- **Task**:
Please show every line in the entries below that includes the word "this".
>>
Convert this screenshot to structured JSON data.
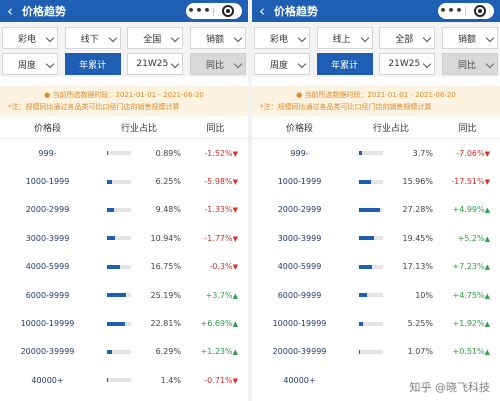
{
  "colors": {
    "header": "#1f5fb3",
    "negative": "#d93025",
    "positive": "#2f9e44",
    "notice_text": "#e08a2c",
    "notice_bg": "#fdf3e1"
  },
  "panels": [
    {
      "header": {
        "back": "‹",
        "title": "价格趋势",
        "dots": "•••"
      },
      "filters": {
        "row1": [
          "彩电",
          "线下",
          "全国",
          "销额"
        ],
        "row2": [
          "周度",
          "年累计",
          "21W25",
          "同比"
        ],
        "active_label": "年累计",
        "disabled_label": "同比"
      },
      "notice": {
        "line1": "● 当前所选数据时段：2021-01-01 - 2021-06-20",
        "line2": "*注：规模同比通过各品类可比口径门店的销售规模计算"
      },
      "table_header": {
        "col1": "价格段",
        "col2": "行业占比",
        "col3": "同比"
      },
      "rows": [
        {
          "range": "999-",
          "share": "0.89%",
          "share_value": 0.89,
          "yoy": "-1.52%",
          "dir": "down"
        },
        {
          "range": "1000-1999",
          "share": "6.25%",
          "share_value": 6.25,
          "yoy": "-5.98%",
          "dir": "down"
        },
        {
          "range": "2000-2999",
          "share": "9.48%",
          "share_value": 9.48,
          "yoy": "-1.33%",
          "dir": "down"
        },
        {
          "range": "3000-3999",
          "share": "10.94%",
          "share_value": 10.94,
          "yoy": "-1.77%",
          "dir": "down"
        },
        {
          "range": "4000-5999",
          "share": "16.75%",
          "share_value": 16.75,
          "yoy": "-0.3%",
          "dir": "down"
        },
        {
          "range": "6000-9999",
          "share": "25.19%",
          "share_value": 25.19,
          "yoy": "+3.7%",
          "dir": "up"
        },
        {
          "range": "10000-19999",
          "share": "22.81%",
          "share_value": 22.81,
          "yoy": "+6.69%",
          "dir": "up"
        },
        {
          "range": "20000-39999",
          "share": "6.29%",
          "share_value": 6.29,
          "yoy": "+1.23%",
          "dir": "up"
        },
        {
          "range": "40000+",
          "share": "1.4%",
          "share_value": 1.4,
          "yoy": "-0.71%",
          "dir": "down"
        }
      ]
    },
    {
      "header": {
        "back": "‹",
        "title": "价格趋势",
        "dots": "•••"
      },
      "filters": {
        "row1": [
          "彩电",
          "线上",
          "全部",
          "销额"
        ],
        "row2": [
          "周度",
          "年累计",
          "21W25",
          "同比"
        ],
        "active_label": "年累计",
        "disabled_label": "同比"
      },
      "notice": {
        "line1": "● 当前所选数据时段：2021-01-01 - 2021-06-20",
        "line2": "*注：规模同比通过各品类可比口径门店的销售规模计算"
      },
      "table_header": {
        "col1": "价格段",
        "col2": "行业占比",
        "col3": "同比"
      },
      "rows": [
        {
          "range": "999-",
          "share": "3.7%",
          "share_value": 3.7,
          "yoy": "-7.06%",
          "dir": "down"
        },
        {
          "range": "1000-1999",
          "share": "15.96%",
          "share_value": 15.96,
          "yoy": "-17.51%",
          "dir": "down"
        },
        {
          "range": "2000-2999",
          "share": "27.28%",
          "share_value": 27.28,
          "yoy": "+4.99%",
          "dir": "up"
        },
        {
          "range": "3000-3999",
          "share": "19.45%",
          "share_value": 19.45,
          "yoy": "+5.2%",
          "dir": "up"
        },
        {
          "range": "4000-5999",
          "share": "17.13%",
          "share_value": 17.13,
          "yoy": "+7.23%",
          "dir": "up"
        },
        {
          "range": "6000-9999",
          "share": "10%",
          "share_value": 10,
          "yoy": "+4.75%",
          "dir": "up"
        },
        {
          "range": "10000-19999",
          "share": "5.25%",
          "share_value": 5.25,
          "yoy": "+1.92%",
          "dir": "up"
        },
        {
          "range": "20000-39999",
          "share": "1.07%",
          "share_value": 1.07,
          "yoy": "+0.51%",
          "dir": "up"
        },
        {
          "range": "40000+",
          "share": "",
          "share_value": 0,
          "yoy": "",
          "dir": ""
        }
      ]
    }
  ],
  "watermark": "知乎 @晓飞科技"
}
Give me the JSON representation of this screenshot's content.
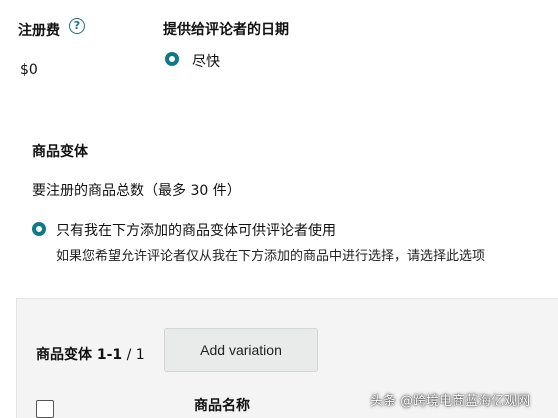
{
  "registration": {
    "fee_label": "注册费",
    "help_glyph": "?",
    "fee_value": "$0"
  },
  "reviewer_date": {
    "label": "提供给评论者的日期",
    "option_label": "尽快"
  },
  "variants": {
    "title": "商品变体",
    "total_line": "要注册的商品总数（最多 30 件）",
    "only_option_label": "只有我在下方添加的商品变体可供评论者使用",
    "only_option_help": "如果您希望允许评论者仅从我在下方添加的商品中进行选择，请选择此选项"
  },
  "table_panel": {
    "pager_prefix": "商品变体 1-1",
    "pager_sep": " / ",
    "pager_total": "1",
    "add_button_label": "Add variation",
    "column_product_name": "商品名称"
  },
  "watermark": "头条 @跨境电商蓝海亿观网",
  "colors": {
    "accent_teal": "#0f7a86",
    "help_icon": "#1a6f7c",
    "panel_bg": "#f4f4f4",
    "button_bg": "#e9ebeb"
  },
  "icons": {
    "help": "question-circle-icon",
    "radio": "radio-selected-icon",
    "checkbox": "checkbox-icon"
  }
}
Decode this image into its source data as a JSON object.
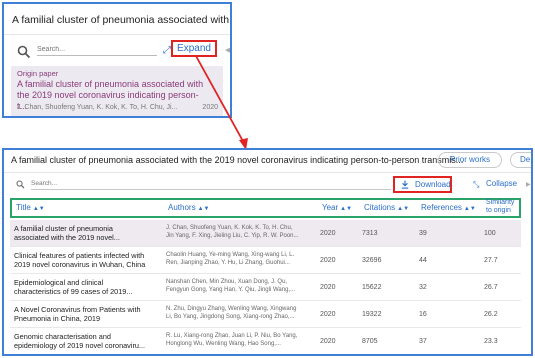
{
  "collapsed_panel": {
    "title": "A familial cluster of pneumonia associated with th",
    "search_placeholder": "Search...",
    "expand_label": "Expand",
    "origin_label": "Origin paper",
    "origin_title": "A familial cluster of pneumonia associated with the 2019 novel coronavirus indicating person-t...",
    "origin_authors": "J. Chan, Shuofeng Yuan, K. Kok, K. To, H. Chu, Ji...",
    "origin_year": "2020"
  },
  "expanded_panel": {
    "title": "A familial cluster of pneumonia associated with the 2019 novel coronavirus indicating person-to-person transmis...",
    "prior_works_label": "Prior works",
    "derivative_label": "De",
    "search_placeholder": "Search...",
    "download_label": "Download",
    "collapse_label": "Collapse",
    "columns": {
      "title": "Title",
      "authors": "Authors",
      "year": "Year",
      "citations": "Citations",
      "references": "References",
      "similarity_line1": "Similarity",
      "similarity_line2": "to origin"
    },
    "rows": [
      {
        "title_l1": "A familial cluster of pneumonia",
        "title_l2": "associated with the 2019 novel...",
        "authors_l1": "J. Chan, Shuofeng Yuan, K. Kok, K. To, H. Chu,",
        "authors_l2": "Jin Yang, F. Xing, Jieling Liu, C. Yip, R. W. Poon...",
        "year": "2020",
        "citations": "7313",
        "references": "39",
        "similarity": "100"
      },
      {
        "title_l1": "Clinical features of patients infected with",
        "title_l2": "2019 novel coronavirus in Wuhan, China",
        "authors_l1": "Chaolin Huang, Ye-ming Wang, Xing-wang Li, L.",
        "authors_l2": "Ren, Jianping Zhao, Y. Hu, Li Zhang, Guohui...",
        "year": "2020",
        "citations": "32696",
        "references": "44",
        "similarity": "27.7"
      },
      {
        "title_l1": "Epidemiological and clinical",
        "title_l2": "characteristics of 99 cases of 2019...",
        "authors_l1": "Nanshan Chen, Min Zhou, Xuan Dong, J. Qu,",
        "authors_l2": "Fengyun Gong, Yang Han, Y. Qiu, Jingli Wang,...",
        "year": "2020",
        "citations": "15622",
        "references": "32",
        "similarity": "26.7"
      },
      {
        "title_l1": "A Novel Coronavirus from Patients with",
        "title_l2": "Pneumonia in China, 2019",
        "authors_l1": "N. Zhu, Dingyu Zhang, Wenling Wang, Xingwang",
        "authors_l2": "Li, Bo Yang, Jingdong Song, Xiang-rong Zhao,...",
        "year": "2020",
        "citations": "19322",
        "references": "16",
        "similarity": "26.2"
      },
      {
        "title_l1": "Genomic characterisation and",
        "title_l2": "epidemiology of 2019 novel coronaviru...",
        "authors_l1": "R. Lu, Xiang-rong Zhao, Juan Li, P. Niu, Bo Yang,",
        "authors_l2": "Honglong Wu, Wenling Wang, Hao Song,...",
        "year": "2020",
        "citations": "8705",
        "references": "37",
        "similarity": "23.3"
      }
    ]
  },
  "colors": {
    "link_blue": "#2a6fc9",
    "panel_border": "#3f7fd6",
    "highlight_red": "#e02424",
    "header_green": "#2aa36a",
    "origin_purple": "#8a3a7a"
  }
}
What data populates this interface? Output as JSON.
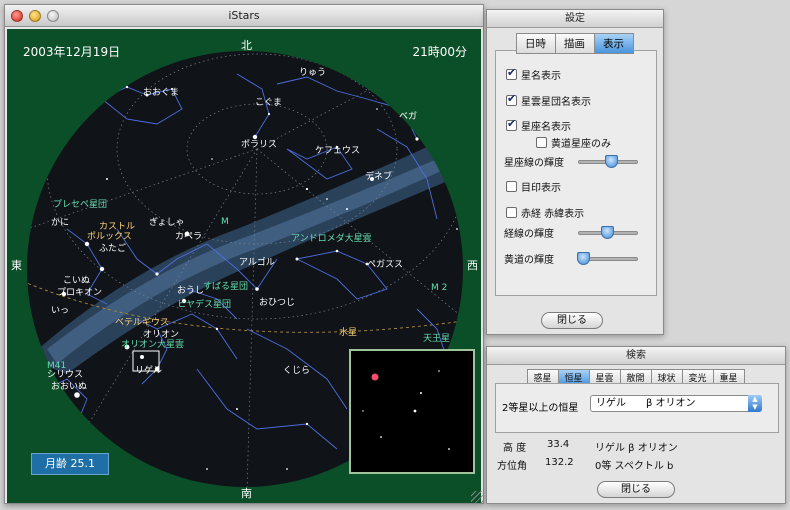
{
  "main_window": {
    "title": "iStars",
    "date": "2003年12月19日",
    "time": "21時00分",
    "moon_age": "月齢 25.1",
    "directions": {
      "north": "北",
      "south": "南",
      "east": "東",
      "west": "西"
    },
    "sky_labels": [
      {
        "text": "おおぐま",
        "color": "#ffffff"
      },
      {
        "text": "こぐま",
        "color": "#ffffff"
      },
      {
        "text": "りゅう",
        "color": "#ffffff"
      },
      {
        "text": "ベガ",
        "color": "#ffffff"
      },
      {
        "text": "ポラリス",
        "color": "#ffffff"
      },
      {
        "text": "ケフェウス",
        "color": "#ffffff"
      },
      {
        "text": "デネブ",
        "color": "#ffffff"
      },
      {
        "text": "プレセペ星団",
        "color": "#63e0b0"
      },
      {
        "text": "かに",
        "color": "#ffffff"
      },
      {
        "text": "カストル",
        "color": "#ffd27a"
      },
      {
        "text": "ポルックス",
        "color": "#ffd27a"
      },
      {
        "text": "ふたご",
        "color": "#ffffff"
      },
      {
        "text": "ぎょしゃ",
        "color": "#ffffff"
      },
      {
        "text": "カペラ",
        "color": "#ffffff"
      },
      {
        "text": "M",
        "color": "#63e0b0"
      },
      {
        "text": "アンドロメダ大星雲",
        "color": "#63e0b0"
      },
      {
        "text": "アルゴル",
        "color": "#ffffff"
      },
      {
        "text": "ペガスス",
        "color": "#ffffff"
      },
      {
        "text": "こいぬ",
        "color": "#ffffff"
      },
      {
        "text": "プロキオン",
        "color": "#ffffff"
      },
      {
        "text": "いっ",
        "color": "#ffffff"
      },
      {
        "text": "おうし",
        "color": "#ffffff"
      },
      {
        "text": "すばる星団",
        "color": "#63e0b0"
      },
      {
        "text": "ヒヤデス星団",
        "color": "#63e0b0"
      },
      {
        "text": "おひつじ",
        "color": "#ffffff"
      },
      {
        "text": "M 2",
        "color": "#63e0b0"
      },
      {
        "text": "ベテルギウス",
        "color": "#ffd27a"
      },
      {
        "text": "オリオン",
        "color": "#ffffff"
      },
      {
        "text": "オリオン大星雲",
        "color": "#63e0b0"
      },
      {
        "text": "リゲル",
        "color": "#ffffff"
      },
      {
        "text": "シリウス",
        "color": "#ffffff"
      },
      {
        "text": "おおいぬ",
        "color": "#ffffff"
      },
      {
        "text": "くじら",
        "color": "#ffffff"
      },
      {
        "text": "水星",
        "color": "#ffd27a"
      },
      {
        "text": "天王星",
        "color": "#63e0b0"
      },
      {
        "text": "M41",
        "color": "#63e0b0"
      }
    ]
  },
  "settings_window": {
    "title": "設定",
    "tabs": [
      "日時",
      "描画",
      "表示"
    ],
    "active_tab": "表示",
    "options": [
      {
        "label": "星名表示",
        "checked": true
      },
      {
        "label": "星雲星団名表示",
        "checked": true
      },
      {
        "label": "星座名表示",
        "checked": true
      },
      {
        "label": "黄道星座のみ",
        "checked": false
      },
      {
        "label": "目印表示",
        "checked": false
      },
      {
        "label": "赤経 赤緯表示",
        "checked": false
      }
    ],
    "sliders": [
      {
        "label": "星座線の輝度",
        "value": 0.55
      },
      {
        "label": "経線の輝度",
        "value": 0.45
      },
      {
        "label": "黄道の輝度",
        "value": 0.05
      }
    ],
    "close_label": "閉じる"
  },
  "search_window": {
    "title": "検索",
    "tabs": [
      "惑星",
      "恒星",
      "星雲",
      "散開",
      "球状",
      "変光",
      "重星"
    ],
    "active_tab": "恒星",
    "filter_label": "2等星以上の恒星",
    "selected_star": "リゲル　　β オリオン",
    "altitude_label": "高 度",
    "altitude_value": "33.4",
    "azimuth_label": "方位角",
    "azimuth_value": "132.2",
    "star_name": "リゲル β オリオン",
    "star_info": "0等 スペクトル b",
    "close_label": "閉じる"
  },
  "colors": {
    "sky_background": "#0b4f28",
    "sky_disk": "#101318",
    "milky_way": "#3a5470",
    "constellation_lines": "#4d6ee0",
    "accent": "#4a95dd"
  }
}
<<
- **Solution**:
Convert this screenshot to structured JSON data.
Give me the JSON representation of this screenshot's content.
Decode this image into its source data as a JSON object.
What data populates this interface? Output as JSON.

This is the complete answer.